Bleak Economic Outlook Boosts Investor Relations Headcount
Bleak Economic Outlook Boosts Investor Relations Headcount
2 in 5 Investor Relations departments increased headcounts in the past year
Only 1 in 10 departments have reduced headcount despite a rise in economic negativity
Nearly half of Investor Relations professionals (49%) have a negative economic outlook, up 19 percentage points since 2010
2 in 3 state their most recent bonus was an increase on the year before
Investor Relations is an area of corporate communications that is experiencing strong growth, with 42% of Investor Relations (IR) departments reporting an increased headcount over the past twelve months, according to specialist marketing and communications recruiter EMR.
Research conducted among 480 Investor Relations professionals*, conducted in conjunction with the Investor Relations Society, found that 50% of financial PR agencies had increased their headcount in the past 12 months, as have 53% of organisations in the banking sector and 23% of in-house IR departments.
Negativity about the UK’s economic future has increased markedly in the past two years among IR professionals. Nearly half (49%) of professionals feel either somewhat or extremely negative about the economy in the next 12 months, up from 30% in 2010. This pessimism mirrors the British Chamber of Commerce recently downgrading the growth forecasts for the UK from 0.6% to 0.1% for 2012.
However, economic instability has actually contributed to growth in the IR profession as smaller firms work harder to attract investors who may otherwise be inclined to head to what are seen as larger and safer businesses.
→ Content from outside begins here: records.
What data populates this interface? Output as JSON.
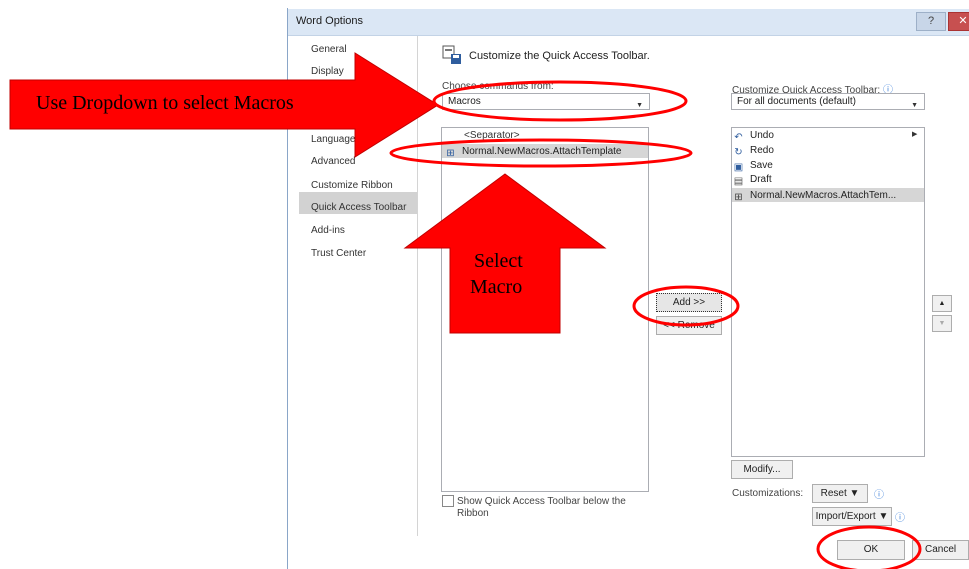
{
  "window": {
    "title": "Word Options",
    "help_glyph": "?",
    "close_glyph": "✕"
  },
  "nav": {
    "items": [
      "General",
      "Display",
      "Language",
      "Advanced",
      "Customize Ribbon",
      "Quick Access Toolbar",
      "Add-ins",
      "Trust Center"
    ],
    "selected": "Quick Access Toolbar"
  },
  "header": {
    "title": "Customize the Quick Access Toolbar."
  },
  "left": {
    "choose_label": "Choose commands from:",
    "choose_value": "Macros",
    "list_items": [
      "<Separator>",
      "Normal.NewMacros.AttachTemplate"
    ],
    "show_below_label_line1": "Show Quick Access Toolbar below the",
    "show_below_label_line2": "Ribbon"
  },
  "middle": {
    "add_label": "Add >>",
    "remove_label": "<< Remove"
  },
  "right": {
    "customize_label": "Customize Quick Access Toolbar:",
    "customize_value": "For all documents (default)",
    "list_items": [
      {
        "icon": "undo-icon",
        "glyph": "↶",
        "label": "Undo"
      },
      {
        "icon": "redo-icon",
        "glyph": "↻",
        "label": "Redo"
      },
      {
        "icon": "save-icon",
        "glyph": "▣",
        "label": "Save"
      },
      {
        "icon": "draft-icon",
        "glyph": "▤",
        "label": "Draft"
      },
      {
        "icon": "macro-icon",
        "glyph": "⊞",
        "label": "Normal.NewMacros.AttachTem..."
      }
    ],
    "modify_label": "Modify...",
    "customizations_label": "Customizations:",
    "reset_label": "Reset ▼",
    "import_export_label": "Import/Export ▼",
    "info_glyph": "ⓘ",
    "up_glyph": "▲",
    "down_glyph": "▼"
  },
  "footer": {
    "ok_label": "OK",
    "cancel_label": "Cancel"
  },
  "annotations": {
    "arrow1_text": "Use Dropdown to select Macros",
    "arrow2_line1": "Select",
    "arrow2_line2": "Macro",
    "color": "#ff0000"
  }
}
Kathy Boate, Head of Investor Access at Edison Investment Research says, “While we are providing more large cap coverage, we continue to address the ever increasing need for small and midcaps to communicate their investment case better to help with liquidity – volatile equity markets do tend to push a finite pool of capital to larger stocks as investors look to lower risk.”
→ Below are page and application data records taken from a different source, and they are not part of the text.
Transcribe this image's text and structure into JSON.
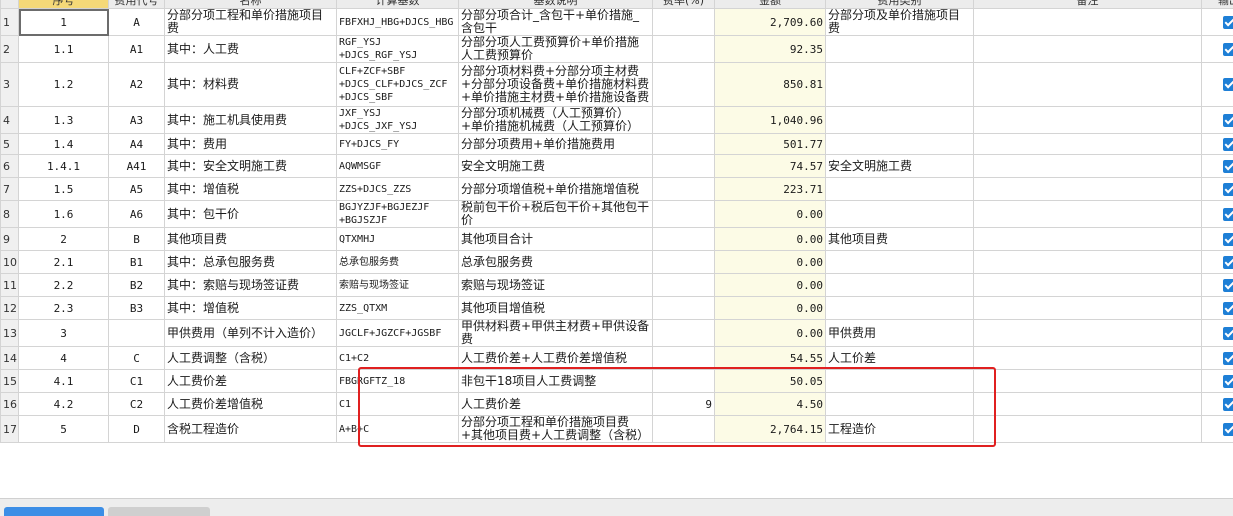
{
  "columns": {
    "no": "序号",
    "code": "费用代号",
    "name": "名称",
    "base": "计算基数",
    "base_desc": "基数说明",
    "rate": "费率(%)",
    "amount": "金额",
    "type": "费用类别",
    "remark": "备注",
    "print": "输出"
  },
  "rows": [
    {
      "row": "1",
      "no": "1",
      "code": "A",
      "name": "分部分项工程和单价措施项目费",
      "base": "FBFXHJ_HBG+DJCS_HBG",
      "desc": "分部分项合计_含包干+单价措施_含包干",
      "rate": "",
      "amount": "2,709.60",
      "type": "分部分项及单价措施项目费",
      "remark": "",
      "print": true
    },
    {
      "row": "2",
      "no": "1.1",
      "code": "A1",
      "name": "其中：人工费",
      "base": "RGF_YSJ\n+DJCS_RGF_YSJ",
      "desc": "分部分项人工费预算价+单价措施人工费预算价",
      "rate": "",
      "amount": "92.35",
      "type": "",
      "remark": "",
      "print": true
    },
    {
      "row": "3",
      "no": "1.2",
      "code": "A2",
      "name": "其中：材料费",
      "base": "CLF+ZCF+SBF\n+DJCS_CLF+DJCS_ZCF\n+DJCS_SBF",
      "desc": "分部分项材料费+分部分项主材费+分部分项设备费+单价措施材料费+单价措施主材费+单价措施设备费",
      "rate": "",
      "amount": "850.81",
      "type": "",
      "remark": "",
      "print": true
    },
    {
      "row": "4",
      "no": "1.3",
      "code": "A3",
      "name": "其中：施工机具使用费",
      "base": "JXF_YSJ\n+DJCS_JXF_YSJ",
      "desc": "分部分项机械费（人工预算价）+单价措施机械费（人工预算价）",
      "rate": "",
      "amount": "1,040.96",
      "type": "",
      "remark": "",
      "print": true
    },
    {
      "row": "5",
      "no": "1.4",
      "code": "A4",
      "name": "其中：费用",
      "base": "FY+DJCS_FY",
      "desc": "分部分项费用+单价措施费用",
      "rate": "",
      "amount": "501.77",
      "type": "",
      "remark": "",
      "print": true
    },
    {
      "row": "6",
      "no": "1.4.1",
      "code": "A41",
      "name": "其中：安全文明施工费",
      "base": "AQWMSGF",
      "desc": "安全文明施工费",
      "rate": "",
      "amount": "74.57",
      "type": "安全文明施工费",
      "remark": "",
      "print": true
    },
    {
      "row": "7",
      "no": "1.5",
      "code": "A5",
      "name": "其中：增值税",
      "base": "ZZS+DJCS_ZZS",
      "desc": "分部分项增值税+单价措施增值税",
      "rate": "",
      "amount": "223.71",
      "type": "",
      "remark": "",
      "print": true
    },
    {
      "row": "8",
      "no": "1.6",
      "code": "A6",
      "name": "其中：包干价",
      "base": "BGJYZJF+BGJEZJF\n+BGJSZJF",
      "desc": "税前包干价+税后包干价+其他包干价",
      "rate": "",
      "amount": "0.00",
      "type": "",
      "remark": "",
      "print": true
    },
    {
      "row": "9",
      "no": "2",
      "code": "B",
      "name": "其他项目费",
      "base": "QTXMHJ",
      "desc": "其他项目合计",
      "rate": "",
      "amount": "0.00",
      "type": "其他项目费",
      "remark": "",
      "print": true
    },
    {
      "row": "10",
      "no": "2.1",
      "code": "B1",
      "name": "其中：总承包服务费",
      "base": "总承包服务费",
      "desc": "总承包服务费",
      "rate": "",
      "amount": "0.00",
      "type": "",
      "remark": "",
      "print": true
    },
    {
      "row": "11",
      "no": "2.2",
      "code": "B2",
      "name": "其中：索赔与现场签证费",
      "base": "索赔与现场签证",
      "desc": "索赔与现场签证",
      "rate": "",
      "amount": "0.00",
      "type": "",
      "remark": "",
      "print": true
    },
    {
      "row": "12",
      "no": "2.3",
      "code": "B3",
      "name": "其中：增值税",
      "base": "ZZS_QTXM",
      "desc": "其他项目增值税",
      "rate": "",
      "amount": "0.00",
      "type": "",
      "remark": "",
      "print": true
    },
    {
      "row": "13",
      "no": "3",
      "code": "",
      "name": "甲供费用（单列不计入造价）",
      "base": "JGCLF+JGZCF+JGSBF",
      "desc": "甲供材料费+甲供主材费+甲供设备费",
      "rate": "",
      "amount": "0.00",
      "type": "甲供费用",
      "remark": "",
      "print": true
    },
    {
      "row": "14",
      "no": "4",
      "code": "C",
      "name": "人工费调整（含税）",
      "base": "C1+C2",
      "desc": "人工费价差+人工费价差增值税",
      "rate": "",
      "amount": "54.55",
      "type": "人工价差",
      "remark": "",
      "print": true
    },
    {
      "row": "15",
      "no": "4.1",
      "code": "C1",
      "name": "人工费价差",
      "base": "FBGRGFTZ_18",
      "desc": "非包干18项目人工费调整",
      "rate": "",
      "amount": "50.05",
      "type": "",
      "remark": "",
      "print": true
    },
    {
      "row": "16",
      "no": "4.2",
      "code": "C2",
      "name": "人工费价差增值税",
      "base": "C1",
      "desc": "人工费价差",
      "rate": "9",
      "amount": "4.50",
      "type": "",
      "remark": "",
      "print": true
    },
    {
      "row": "17",
      "no": "5",
      "code": "D",
      "name": "含税工程造价",
      "base": "A+B+C",
      "desc": "分部分项工程和单价措施项目费+其他项目费+人工费调整（含税）",
      "rate": "",
      "amount": "2,764.15",
      "type": "工程造价",
      "remark": "",
      "print": true
    }
  ],
  "colors": {
    "checkbox": "#1e7fd6",
    "amount_bg": "#fcfbe6",
    "highlight_box": "#e02020",
    "header_selected": "#f5d978"
  }
}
Reasons for the IR Switch
The reasons people choose IR as a career paint a picture of an interesting and engaging area in which to work that is also well rewarded. It is also a discipline which attracts career movers from other areas of financial services such as analysts, sales and broking. Just 23% of IR professionals questioned had a pure IR background, with the rest coming from career paths including accountancy (12%), corporate communications (10%), broking (9%) and equity analysis (7%).
The largest reason people chose to move into IR was to seek a new challenge in a more varied and multifaceted discipline (50%), closely followed by career development opportunities (47%). Almost a third (32%) cited a higher salary and 18% were attracted by having more responsibility.
Andrea Abbate, Principal Consultant at EMR comments,
“The investor relations function holds a unique standing within a business – it provides direct access to the CEO, CFO and Board, and is often amongst the first to know of major corporate strategy changes, executive movements, and anything that would affect company share price. Therefore, the IRO holds a privileged and varied position within a company – a very compelling proposition to City professionals who have spent the majority of their careers sitting on the other side of the table.
“Career development, , more exposure to top-level business issues and being embedded into one company are emerging as driving forces behind these career decisions.”
Another lure is job security. In the sector, 77% of IR professionals feel secure or very secure. The percentage of IR professionals reporting feeling very secure has risen since 2010 from 14% to 20% in contrast to other marketing professionals who reported a decline in those feeling very secure from 17% to 11%.**
The research illustrates the fact that while many people enter the industry with prior experience in another career, salaries are strong even for those who have been working in IR for a short amount of time – 54% of professionals with between one and three years’ experience report a salary of over £50,000. Demonstrating the potential for a well remunerated long term career, the average salary of an IR professional with more than 10 years’ experience is £134,266.
The average bonus is 28.1% of salary, slightly down on the 28.6% reported in 2010. However, two thirds reported their bonus last year was an increase on the year before, with 12% reporting that it had significantly increased.
There are also strong opportunities developing internationally – something IR professionals are keen to capitalise on, as 83% said they would consider relocating internationally for a role.
On this, Kathy Boate, Head of Investor Access Investor Access at Edison Investment Research:
“Growth will come from both larger UK quoted capitalised companies looking to tailor offerings to address large domestic PCB shareholder bases, and both North American and Australasian quoted midcaps looking to broaden their investor base beyond their own markets. We have opened in Sydney, Berlin, Wellington and New York and are already helping UK clients on investor road shows in the North American market. We expect to see more North American midcaps looking to European investors and vice versa.”
Andrea Abbate, Principal Consultant at EMR concludes,
“Investor Relations is a profession that is really establishing itself as part of the mainstream and is seeing strong growth both in headcount and in recognition. The scope of the job, its strong job security and remuneration mean that it is a sector that is attracting a high calibre of professionals with a good mix of financial and communications experience as companies look to attract the best talent.
“Stakeholder relationships are now more important than ever and effective communicators with good financial knowledge are crucial to PLCs maintaining positive relationships.”